*RECORDS SHOWN:*

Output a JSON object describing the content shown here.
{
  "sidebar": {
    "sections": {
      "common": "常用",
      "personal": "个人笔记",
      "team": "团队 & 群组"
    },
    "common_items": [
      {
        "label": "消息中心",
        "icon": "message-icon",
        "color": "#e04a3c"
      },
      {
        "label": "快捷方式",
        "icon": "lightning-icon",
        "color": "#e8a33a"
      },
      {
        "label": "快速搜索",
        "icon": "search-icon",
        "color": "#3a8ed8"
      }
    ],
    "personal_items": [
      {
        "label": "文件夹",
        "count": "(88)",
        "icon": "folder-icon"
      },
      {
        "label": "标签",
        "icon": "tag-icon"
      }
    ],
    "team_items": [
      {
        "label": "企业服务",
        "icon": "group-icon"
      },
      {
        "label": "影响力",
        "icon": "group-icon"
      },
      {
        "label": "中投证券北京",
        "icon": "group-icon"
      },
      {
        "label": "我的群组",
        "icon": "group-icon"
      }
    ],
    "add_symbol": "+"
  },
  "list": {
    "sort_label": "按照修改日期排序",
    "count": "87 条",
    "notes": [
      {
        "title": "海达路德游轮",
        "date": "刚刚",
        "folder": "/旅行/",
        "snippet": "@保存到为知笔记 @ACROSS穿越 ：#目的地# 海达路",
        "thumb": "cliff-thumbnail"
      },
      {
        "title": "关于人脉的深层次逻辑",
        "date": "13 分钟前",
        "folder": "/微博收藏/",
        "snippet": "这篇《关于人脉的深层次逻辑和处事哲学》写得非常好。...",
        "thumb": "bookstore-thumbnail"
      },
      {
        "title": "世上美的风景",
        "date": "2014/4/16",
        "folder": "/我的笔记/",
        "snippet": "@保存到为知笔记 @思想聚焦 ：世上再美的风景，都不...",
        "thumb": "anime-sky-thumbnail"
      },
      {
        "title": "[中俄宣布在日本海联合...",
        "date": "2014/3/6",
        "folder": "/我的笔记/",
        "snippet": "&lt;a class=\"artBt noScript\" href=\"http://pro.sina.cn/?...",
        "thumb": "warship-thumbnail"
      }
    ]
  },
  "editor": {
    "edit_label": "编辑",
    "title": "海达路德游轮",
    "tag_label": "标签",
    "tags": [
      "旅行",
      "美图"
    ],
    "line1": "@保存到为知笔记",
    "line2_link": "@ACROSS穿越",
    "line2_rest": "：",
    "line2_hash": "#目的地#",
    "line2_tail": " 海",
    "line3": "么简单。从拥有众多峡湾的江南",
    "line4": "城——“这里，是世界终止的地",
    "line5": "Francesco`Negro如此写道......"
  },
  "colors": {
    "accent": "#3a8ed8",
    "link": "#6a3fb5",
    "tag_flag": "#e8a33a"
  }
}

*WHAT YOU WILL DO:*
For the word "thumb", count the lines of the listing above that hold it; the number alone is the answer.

*RESPONSE:*
4